The American Astronaut has all of your typical sci-fi earmarks: spaceships, outposts on the rim of known space, bizarre creatures, totalitarian societies, rayguns, and, um, space barns. Come to think of it, it’s not your typical sci-fi movie. The spaceships look like railroad locomotives on the outside and prospector cabins on the inside. The distant outposts are more like honky-tonk saloons. And the barns are, well, floating through space.
But the raygun still vaporizes people, so there’s that.
And then there’s the whopper of a plot. Samuel Curtis, the titular American astronaut (he’s from Nevada, to be specific), has just completed his latest job — retrieving a cat for a third party that he’s meeting at the Ceres Crossroads, a gin joint located on a asteroid near Jupiter. After delivering the feline, he receives a new job from his friend, The Blueberry Pirate (so named because he’s made a career of hitting fruit shipments — quite the lucrative trade in this vision of the future).
The planet Venus has been colonized by beautiful women, and only one man lives there — Johnny R., whose one function in life is to be the sexual consort for every Venusian woman. Unfortunately, Johnny R. recently died, and his family on Earth wants his remains, and they’re willing to pay plenty. Unfortunately, the women of Venus are unwilling to part with the remains unless a new consort can be found for them.
So before he can get Johnny R.‘s remains, Curtis must go to Jupiter and retrieve “The Boy Who Actually Saw A Woman’s Breast,” a strapping young lad whose one claim to fame is that he did, indeed, see a boob. But Jupiter is a mining colony populated only by men, and Lee Vilensky, the controller of Jupiter, uses the The Boy and the tale of his legendary encounter to keep the workers under control. And so Curtis leaves on his madcap journey, with nothing but a suitcase containing a real, live girl in trade.
And since no sci-fi is complete without a vile fiend on the trail of our hero, Curtis is being chased by his old friend, Professor Hess, a psychopath who will only kill people that he has no reason to kill. Unfortunately, he has a very good reason to kill Curtis, which means Curtis is safe until Hess finds a way to forgive him. Then, out comes the raygun and zap.
With me so far? Well, I haven’t even gotten to the space barn, which is populated by Navada miners whose chance encounter with a mysterious space rock left them super-intelligent and spacebound.

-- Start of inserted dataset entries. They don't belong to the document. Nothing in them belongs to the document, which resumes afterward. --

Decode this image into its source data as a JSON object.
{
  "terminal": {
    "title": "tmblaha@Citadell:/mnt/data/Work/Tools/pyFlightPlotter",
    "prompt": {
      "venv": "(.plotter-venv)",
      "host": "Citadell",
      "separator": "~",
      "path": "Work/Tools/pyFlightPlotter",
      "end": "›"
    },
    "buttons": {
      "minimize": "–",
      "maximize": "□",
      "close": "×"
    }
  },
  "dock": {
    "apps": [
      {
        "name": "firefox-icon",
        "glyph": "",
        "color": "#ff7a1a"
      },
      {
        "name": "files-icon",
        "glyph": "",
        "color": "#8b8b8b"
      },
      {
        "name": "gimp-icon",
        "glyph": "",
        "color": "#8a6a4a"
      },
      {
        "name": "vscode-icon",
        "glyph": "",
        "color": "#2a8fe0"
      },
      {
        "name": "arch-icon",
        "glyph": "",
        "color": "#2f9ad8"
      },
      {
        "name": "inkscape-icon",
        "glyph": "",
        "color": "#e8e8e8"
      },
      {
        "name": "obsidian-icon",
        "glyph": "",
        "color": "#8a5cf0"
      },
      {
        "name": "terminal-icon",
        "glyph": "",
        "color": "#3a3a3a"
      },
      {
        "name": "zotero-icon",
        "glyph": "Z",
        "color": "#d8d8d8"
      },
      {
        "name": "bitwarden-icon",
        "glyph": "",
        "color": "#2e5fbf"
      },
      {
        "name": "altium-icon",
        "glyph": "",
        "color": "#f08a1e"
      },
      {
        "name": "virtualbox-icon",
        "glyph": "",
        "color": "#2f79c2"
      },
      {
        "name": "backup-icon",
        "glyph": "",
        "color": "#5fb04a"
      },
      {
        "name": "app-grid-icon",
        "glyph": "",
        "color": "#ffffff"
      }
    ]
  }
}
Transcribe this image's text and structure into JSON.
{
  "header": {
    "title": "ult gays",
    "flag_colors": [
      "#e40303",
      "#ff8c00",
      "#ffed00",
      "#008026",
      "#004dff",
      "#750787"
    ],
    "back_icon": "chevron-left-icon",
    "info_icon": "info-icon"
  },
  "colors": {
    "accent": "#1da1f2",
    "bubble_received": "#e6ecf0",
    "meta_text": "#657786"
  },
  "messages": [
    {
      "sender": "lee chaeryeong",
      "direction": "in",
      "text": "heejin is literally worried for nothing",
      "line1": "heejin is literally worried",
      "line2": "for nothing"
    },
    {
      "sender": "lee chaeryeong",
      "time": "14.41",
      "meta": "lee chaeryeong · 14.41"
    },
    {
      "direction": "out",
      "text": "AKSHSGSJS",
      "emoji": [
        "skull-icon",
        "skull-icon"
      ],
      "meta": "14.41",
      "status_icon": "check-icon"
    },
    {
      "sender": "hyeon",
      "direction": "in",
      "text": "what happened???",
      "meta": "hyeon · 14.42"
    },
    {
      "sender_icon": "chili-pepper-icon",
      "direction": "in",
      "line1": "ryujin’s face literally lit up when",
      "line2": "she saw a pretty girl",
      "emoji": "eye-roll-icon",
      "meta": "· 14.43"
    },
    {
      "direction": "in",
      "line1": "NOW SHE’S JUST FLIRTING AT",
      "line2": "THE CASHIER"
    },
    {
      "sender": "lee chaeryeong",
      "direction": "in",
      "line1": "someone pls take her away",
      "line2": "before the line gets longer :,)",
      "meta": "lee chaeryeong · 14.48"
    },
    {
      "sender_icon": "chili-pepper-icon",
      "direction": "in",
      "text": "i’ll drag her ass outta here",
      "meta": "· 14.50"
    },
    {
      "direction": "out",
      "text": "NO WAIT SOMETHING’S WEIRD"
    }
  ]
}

The American Astronaut really works best if you stop trying to think of it as a contender for Star Wars’ crown, and more as a tweaked version of classic black-and-white serials such as Flash Gordon, Buck Rogers, Captain Video, and Commando Cody. Everything, from the sets to space suits, from the matte paintings used during the space scenes to The Boy’s god-like outfit hints back to those classic serials.
Of course, the humor is a fair bit bawdier, there’s a healthy sexual subtext, and the film packs a fiery rockabilly soundtrack courtesy of The Billy Nayer Show that sports such memorable numbers as “The Girl With the Vagina Made of Glass.”
But once you get used to the surreal sense of humor and put aside the lunacy of the plot, the film is pretty enjoyable in a cult-ish, postmodern mash-up manner. And the black-and-white cinematography lends itself to some truly striking imagery. One of my favorite sequences involves Curtis making his way across the surface of Ceres, skipping away in the low gravity whilst the soundtrack rocks out behind him. And in one of the more surreal musical numbers you’re likely to see this year, Professor Hess kicks, twirls, and rolls through a room full of little piles of ash — which are all that remain of his victims after his raygun gets a hold of them.
Sci-fi folks pride themselves on being willing to experiment, to “go where no man has gone before.” Chances are, those folks will find very little that’s enjoyable about The American Astronaut, even as it riffs on and subverts countless sci-fi types and clichés — and has one heck of a good time doing so.